What is it? The only garden of its kind in the US: a 37-acre park exhibiting more than 500 varieties of fruits, vegetables, spices, herbs, nuts and exotic edibles.
Why go? To explore Florida’s varied and lush vegetation, visit an old schoolhouse and coral rock building that recall south Florida’s pioneer life and stock up at the charming gift shop that sells spices, jams and jellies, unusual seeds and aromatic teas, plus cookbooks on tropical fruits and vegetables.
Time Out tip: The park is the site of the Asian Culture Festival in March, and Blues, Brews and Barbecue in April. There are free guided tours offered daily.
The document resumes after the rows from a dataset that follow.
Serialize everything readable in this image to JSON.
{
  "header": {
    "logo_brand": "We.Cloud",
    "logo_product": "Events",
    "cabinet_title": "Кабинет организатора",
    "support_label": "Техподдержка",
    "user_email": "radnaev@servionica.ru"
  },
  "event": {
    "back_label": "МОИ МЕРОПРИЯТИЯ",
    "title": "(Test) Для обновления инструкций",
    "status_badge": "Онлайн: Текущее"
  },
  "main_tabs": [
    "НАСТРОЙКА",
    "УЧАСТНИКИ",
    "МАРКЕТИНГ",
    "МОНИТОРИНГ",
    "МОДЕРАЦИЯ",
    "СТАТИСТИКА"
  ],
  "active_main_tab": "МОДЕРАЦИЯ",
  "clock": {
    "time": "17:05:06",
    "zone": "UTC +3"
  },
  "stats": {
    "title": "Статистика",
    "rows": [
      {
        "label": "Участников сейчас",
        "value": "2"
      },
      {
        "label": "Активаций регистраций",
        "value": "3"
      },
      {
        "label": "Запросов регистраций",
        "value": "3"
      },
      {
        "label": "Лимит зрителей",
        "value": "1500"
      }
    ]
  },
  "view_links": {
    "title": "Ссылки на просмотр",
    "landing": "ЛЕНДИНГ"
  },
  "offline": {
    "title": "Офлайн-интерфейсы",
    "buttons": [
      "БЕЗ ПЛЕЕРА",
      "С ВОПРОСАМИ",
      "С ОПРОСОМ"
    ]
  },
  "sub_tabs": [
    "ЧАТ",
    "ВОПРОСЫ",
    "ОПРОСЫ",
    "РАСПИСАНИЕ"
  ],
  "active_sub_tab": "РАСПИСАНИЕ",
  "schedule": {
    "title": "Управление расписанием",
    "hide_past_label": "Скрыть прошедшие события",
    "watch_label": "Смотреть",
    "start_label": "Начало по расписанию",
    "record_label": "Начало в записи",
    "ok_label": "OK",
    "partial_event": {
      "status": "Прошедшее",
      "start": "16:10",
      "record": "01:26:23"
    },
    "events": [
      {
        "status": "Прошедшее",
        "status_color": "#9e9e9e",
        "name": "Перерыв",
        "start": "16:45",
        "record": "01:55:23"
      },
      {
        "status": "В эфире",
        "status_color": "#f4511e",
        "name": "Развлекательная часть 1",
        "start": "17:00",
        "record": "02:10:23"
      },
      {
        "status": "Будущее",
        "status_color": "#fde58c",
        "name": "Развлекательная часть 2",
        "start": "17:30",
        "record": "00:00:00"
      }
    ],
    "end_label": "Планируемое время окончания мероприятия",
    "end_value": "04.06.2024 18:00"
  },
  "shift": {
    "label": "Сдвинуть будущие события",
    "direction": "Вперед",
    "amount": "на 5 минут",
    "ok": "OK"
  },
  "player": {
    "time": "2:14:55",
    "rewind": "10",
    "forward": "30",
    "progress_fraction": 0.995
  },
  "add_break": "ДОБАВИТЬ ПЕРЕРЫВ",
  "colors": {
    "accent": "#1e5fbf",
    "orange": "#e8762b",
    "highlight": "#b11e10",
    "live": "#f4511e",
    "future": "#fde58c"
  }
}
What is it? Visit the family-run Knaus Berry Farm for a taste of the old Homestead, with its abundant fruit orchards and crop fields. You can still pick your own strawberries and tomatoes here, but most people come for the quaint bakery.
Why go? From November through April, Knaus Berry Farm is the place to score homemade (and hugely addictive) cinnamon rolls, pineapple upside-down cake and fruit milk shakes.
Time Out tip: Make the journey to Knaus early in the morning on a weekday or risk waiting in lines hours long on Saturdays, when most Miamians travel to Homestead to stock up on baked goods.
What is it? Ernest Hemingway’s beloved watering hole and arguably the most famous bar in southern Florida. When he wasn’t home writing Farewell to Arms, or playing with his cat Snowball, he could be found knocking back Rum Runners at Sloppy Joe’s.
Why go? Literary lore aside, the slushie cocktails are tasty, sweet and deceptively strong. One thing’s for sure: if Hemingway were alive today he wouldn’t be drinking here.
Time Out tip: Don’t miss the restaurant’s namesake sandwich, stuffed with drippy, seasoned ground beef. We like ours with cheese.
What is it? Miami’s largest art fair descends on the city every year in December, bringing with it more than 1,000 artists and 200 galleries.
Why go? There are also a number of satellite fairs including NADA, Pulse and Design Miami. Galleries hold special shows, South Beach clubs host art soirees and restaurants offer specials. This event is all about drinking cocktails while chatting about art alfresco.
Time Out tip: Art Basel is one VIP event after the other, so you’ll need to pull strings to get into the week’s hottest parties. Keep your ear to the ground and read Time Out’s annual guide for the lowdown on what’s happening.